He was on the digital team, so the framing made sense in his world, where everything can be measured down to decimal points. But metrics aren't really the best way to assess the work of a public editor.

Yes, the office has received (and read) some 40,000 of your emails and untold numbers of tweets. I personally answered somewhere well over 14,000 of those emails. I wrote 210 columns, visited 29 member stations, and heard your questions and concerns at more than a dozen public events.

Still, those figures don't really answer the question posed by my former colleague. I think he anticipated I'd say that the journalism improved over time, or I got NPR to make X changes to its newsroom procedures.

I did contribute to some measurable changes; the annual report now gives much more detail about donors; the copy desk was beefed up; and opinion content is now clearly labeled. I hope there have been, and will be, more. We had a bit of fun, too.

However, the real value of the role, in my opinion, has been in the dialogue. Yes, I had opinions and prescriptions for changes. Many of you disagreed with some of them, and in retrospect, I myself would disagree with some of them now. But as I saw it, the public editor role is not about "censuring" the journalists, as some of those who reached out to me would wish.

As you heard me say if you came to one of our public events: We're all on the same side here — NPR, the public editor and the audience. We need credible journalism to survive as a democracy. I would hope I contributed to conversations that supported that, by bringing transparency and accountability to NPR's work.

Thank you

Finally, some thanks.

To those who reached out to the office over the years, thank you for taking the time to write or call and to read. I apologize if I was not able to answer individually; there aren't enough hours in the day to get to answer them all, but your views were read and considered. I love that listeners and readers are passionate and thoughtful about what they hear and read, down to the tiniest detail, as they should be.

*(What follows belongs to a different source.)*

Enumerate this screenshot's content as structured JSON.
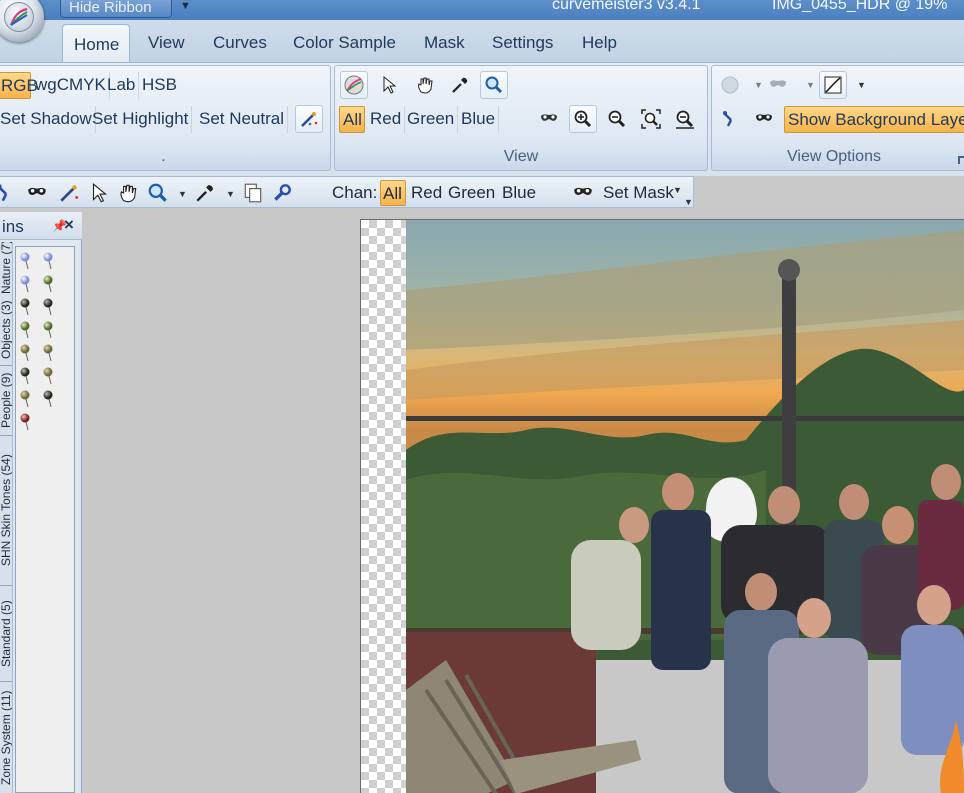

To NPR I say thank you for giving me the great privilege of this job, and for committing to the role when other news organizations have abandoned it. (I'm told NPR will have an update on my successor soon.) Particularly, thank you to the newsroom staff. You gave me terrific column ideas when you yourselves saw ways in which the journalism could improve. Many of you took time you didn't have to engage with the often-uncomfortable process of having your journalism put under a public microscope and constructively criticized. Shockingly, sometimes you even thanked me afterwards.

Thank you to Anne Johnson, Caroline Kelly and Juliette Rocheleau for your able research assistance and all-around good cheer. Remember, gentle emailers, there are humans in our office reading your complaints and concerns. And thank you to my editors, John Felton and Tom Gilbert.

I now return to being one of NPR's millions of listeners and readers and station financial supporters. Like you, I will keep on holding NPR to the highest standards of excellence, knowing that it takes that responsibility seriously.